Where is the best place to go for a taste of traditional Indian life?

Anywhere in rural Rajasthan will give you a good idea of what traditional Indian—or at least Rajasthani—life is all about. Pushkar is touristy but is also a major religious pilgrimage site, and it's a good place to learn about Hinduism. If you're visiting Delhi, Jaipur, and Agra by car, make sure to stop off in some of the smaller villages in between your destinations.

—Margot Bigg

What are a few handy Hindi phrases to remember when traveling in India?

Bus, which means “stop” or “that’s enough,” is one of the most useful Hindi words I know. You can use it to halt a rickshaw at your final destination or to tell a waiter that you don’t want a second helping of curry. Theek hai is another phrase that people pick up quickly—it means "okay." Kitna, or “how much,” is also useful if you're shopping. However, most people in Delhi, Jaipur, and Agra speak English to varying degrees, some with native-level fluency.

—Margot Bigg

The Taj Mahal is obviously a must-see tourist attraction, but what other historical sites should visitors not overlook?

Delhi's Qutb Minar complex is one of the most interesting historical sites in town and contains centuries' worth of structures, some dating back to as early as the fourth century. In Jaipur, don't miss the City Palace, the home of the city's royal family and an interesting mix of Mughal, Rajasthani, and European architectural elements. Pushkar's Brahma Temple is another must-see, and is one of the only temples dedicated to the creator god in the world.

—Margot Bigg

Do you recommend visiting India by train? Any tips for train travel?

I think the train is the best way to see India, and Delhi, Jaipur, and Agra are well-connected by rail. If you’re traveling by train, bring plenty of drinking water, as it’s not always readily available onboard. Hand sanitizer and toilet paper are also a must. Note that the air-conditioned carriages can get very cold, so it’s a good idea to bring a shawl or sweatshirt with you.

—Margot Bigg

What are the differences between Delhi and Jaipur?

Delhi is a lot bigger than Jaipur and is essentially a conglomeration of neighborhoods and villages that have merged together over the centuries. Delhi is also a bit of a pan-Indian melting pot, and its residents hail from across the country. Jaipur is a planned city and is a bit easier to get around, with more continuation between neighborhoods.
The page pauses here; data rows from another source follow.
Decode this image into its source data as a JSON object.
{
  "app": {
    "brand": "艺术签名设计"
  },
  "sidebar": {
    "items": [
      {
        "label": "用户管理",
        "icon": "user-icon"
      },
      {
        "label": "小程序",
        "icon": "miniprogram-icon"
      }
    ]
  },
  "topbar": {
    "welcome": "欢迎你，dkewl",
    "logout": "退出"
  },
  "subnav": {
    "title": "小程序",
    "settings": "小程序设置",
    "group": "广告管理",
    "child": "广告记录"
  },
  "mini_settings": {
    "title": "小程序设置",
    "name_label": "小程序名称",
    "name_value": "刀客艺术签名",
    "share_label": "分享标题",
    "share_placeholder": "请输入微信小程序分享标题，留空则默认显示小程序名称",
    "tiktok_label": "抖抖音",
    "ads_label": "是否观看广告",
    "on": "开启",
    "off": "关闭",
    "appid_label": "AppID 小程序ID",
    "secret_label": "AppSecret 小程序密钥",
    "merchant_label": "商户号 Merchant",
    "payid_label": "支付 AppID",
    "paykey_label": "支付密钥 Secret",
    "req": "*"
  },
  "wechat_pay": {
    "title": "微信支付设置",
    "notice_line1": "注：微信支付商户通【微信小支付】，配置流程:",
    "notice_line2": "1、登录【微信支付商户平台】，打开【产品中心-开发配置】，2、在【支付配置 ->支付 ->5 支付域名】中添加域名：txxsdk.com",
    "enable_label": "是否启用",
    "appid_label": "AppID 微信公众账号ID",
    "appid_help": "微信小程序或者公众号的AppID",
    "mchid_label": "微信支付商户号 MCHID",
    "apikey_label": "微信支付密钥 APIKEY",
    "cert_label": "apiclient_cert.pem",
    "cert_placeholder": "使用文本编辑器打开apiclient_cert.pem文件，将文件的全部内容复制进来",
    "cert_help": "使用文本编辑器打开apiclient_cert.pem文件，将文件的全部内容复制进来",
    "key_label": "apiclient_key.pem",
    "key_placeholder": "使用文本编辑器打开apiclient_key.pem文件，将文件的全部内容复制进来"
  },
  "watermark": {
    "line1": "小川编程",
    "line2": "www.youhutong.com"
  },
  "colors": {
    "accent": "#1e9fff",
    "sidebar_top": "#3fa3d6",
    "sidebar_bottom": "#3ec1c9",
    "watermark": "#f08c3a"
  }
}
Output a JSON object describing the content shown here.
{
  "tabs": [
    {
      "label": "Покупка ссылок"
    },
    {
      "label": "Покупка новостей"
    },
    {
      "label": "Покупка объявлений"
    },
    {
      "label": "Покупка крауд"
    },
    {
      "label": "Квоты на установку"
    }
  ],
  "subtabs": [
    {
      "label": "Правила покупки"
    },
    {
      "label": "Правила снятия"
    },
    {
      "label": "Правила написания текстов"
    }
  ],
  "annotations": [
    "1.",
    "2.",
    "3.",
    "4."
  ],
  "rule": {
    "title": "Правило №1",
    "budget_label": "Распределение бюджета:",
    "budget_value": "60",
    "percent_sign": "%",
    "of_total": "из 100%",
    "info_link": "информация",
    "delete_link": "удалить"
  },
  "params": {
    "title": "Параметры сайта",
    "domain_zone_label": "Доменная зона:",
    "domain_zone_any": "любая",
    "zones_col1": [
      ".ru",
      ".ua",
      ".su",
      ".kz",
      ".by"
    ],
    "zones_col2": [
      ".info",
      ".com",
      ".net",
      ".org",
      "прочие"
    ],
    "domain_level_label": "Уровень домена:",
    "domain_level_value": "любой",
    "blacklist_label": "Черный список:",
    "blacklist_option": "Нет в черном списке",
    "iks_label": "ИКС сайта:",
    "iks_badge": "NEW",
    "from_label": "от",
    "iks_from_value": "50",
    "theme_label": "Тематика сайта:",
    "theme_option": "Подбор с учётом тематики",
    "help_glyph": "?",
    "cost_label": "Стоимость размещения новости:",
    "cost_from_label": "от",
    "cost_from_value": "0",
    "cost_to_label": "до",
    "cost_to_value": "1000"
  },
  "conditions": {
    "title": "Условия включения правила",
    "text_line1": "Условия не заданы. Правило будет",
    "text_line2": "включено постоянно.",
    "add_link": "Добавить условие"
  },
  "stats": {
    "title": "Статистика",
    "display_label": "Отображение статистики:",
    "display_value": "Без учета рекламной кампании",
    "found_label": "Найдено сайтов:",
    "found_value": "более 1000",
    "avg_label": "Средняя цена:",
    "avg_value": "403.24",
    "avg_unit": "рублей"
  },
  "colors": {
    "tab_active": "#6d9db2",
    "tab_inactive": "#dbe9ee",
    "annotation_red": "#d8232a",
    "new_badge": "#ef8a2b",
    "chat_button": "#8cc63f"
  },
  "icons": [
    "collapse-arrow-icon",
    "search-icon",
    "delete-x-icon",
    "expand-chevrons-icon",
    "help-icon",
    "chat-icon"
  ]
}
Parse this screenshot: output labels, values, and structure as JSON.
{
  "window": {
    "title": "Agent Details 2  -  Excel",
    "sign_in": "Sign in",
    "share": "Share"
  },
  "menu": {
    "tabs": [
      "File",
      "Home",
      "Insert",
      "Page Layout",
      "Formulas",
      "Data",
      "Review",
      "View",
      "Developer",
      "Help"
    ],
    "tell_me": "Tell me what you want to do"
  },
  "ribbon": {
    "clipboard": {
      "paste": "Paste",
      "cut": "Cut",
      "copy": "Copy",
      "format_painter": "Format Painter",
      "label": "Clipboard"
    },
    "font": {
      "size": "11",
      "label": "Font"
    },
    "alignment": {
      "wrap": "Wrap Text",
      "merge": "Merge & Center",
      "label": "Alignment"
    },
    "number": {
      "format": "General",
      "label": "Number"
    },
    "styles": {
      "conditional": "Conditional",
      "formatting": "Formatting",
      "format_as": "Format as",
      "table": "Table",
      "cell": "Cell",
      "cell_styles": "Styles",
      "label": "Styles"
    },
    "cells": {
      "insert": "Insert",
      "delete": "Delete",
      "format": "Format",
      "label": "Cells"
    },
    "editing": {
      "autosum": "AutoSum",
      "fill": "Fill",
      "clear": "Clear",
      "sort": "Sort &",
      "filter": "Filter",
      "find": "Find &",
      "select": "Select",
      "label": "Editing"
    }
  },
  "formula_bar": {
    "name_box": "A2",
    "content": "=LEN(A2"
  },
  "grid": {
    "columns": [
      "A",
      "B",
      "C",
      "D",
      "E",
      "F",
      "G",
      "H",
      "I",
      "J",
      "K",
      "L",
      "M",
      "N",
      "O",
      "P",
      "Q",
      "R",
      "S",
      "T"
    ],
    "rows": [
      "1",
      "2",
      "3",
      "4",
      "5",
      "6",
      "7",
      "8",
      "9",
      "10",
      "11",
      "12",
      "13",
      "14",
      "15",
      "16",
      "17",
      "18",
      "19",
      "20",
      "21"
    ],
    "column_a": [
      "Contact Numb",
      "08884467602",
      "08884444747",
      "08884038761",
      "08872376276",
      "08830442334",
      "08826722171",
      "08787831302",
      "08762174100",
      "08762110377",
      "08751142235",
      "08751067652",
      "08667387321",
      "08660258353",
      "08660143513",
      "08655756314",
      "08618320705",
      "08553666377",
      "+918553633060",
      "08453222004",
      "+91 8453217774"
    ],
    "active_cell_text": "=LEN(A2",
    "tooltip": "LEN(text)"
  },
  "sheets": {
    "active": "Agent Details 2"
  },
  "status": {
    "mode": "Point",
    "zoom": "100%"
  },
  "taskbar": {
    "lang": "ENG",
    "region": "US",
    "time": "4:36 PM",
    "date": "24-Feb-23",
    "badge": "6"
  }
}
In terms of accommodations, Jaipur definitely has more traditional digs, and if you get a chance, try to stay in a converted haveli (townhouse) hotel.

—Margot Bigg

Family Adventures in India

Children are welcome almost everywhere in India, and there’s enough going on in most towns and cities to keep the young entertained. Here are some of the best family-friendly sights in the country.

Agra, Delhi, and Jaipur: Like Nowhere Else on Earth

The North Indian cities of Delhi, Jaipur, and Agra (home of the Taj Mahal) are collectively known as India’s Golden Triangle. Even a brief visit to this region will give you a good feel for the country’s regal past, not to mention plenty of amazing memories of your own.

Moon Taj Mahal, Delhi & Jaipur

With its shimmering white marble domes and perfect symmetry, the Taj Mahal is among the most stunning marvels on the planet. A stroll through its lush grounds transports you back to a time when bejeweled royalty feasted on rich delicacies and terraced fountains flowed with rose water. Expert traveler Margot Bigg tells you everything you […]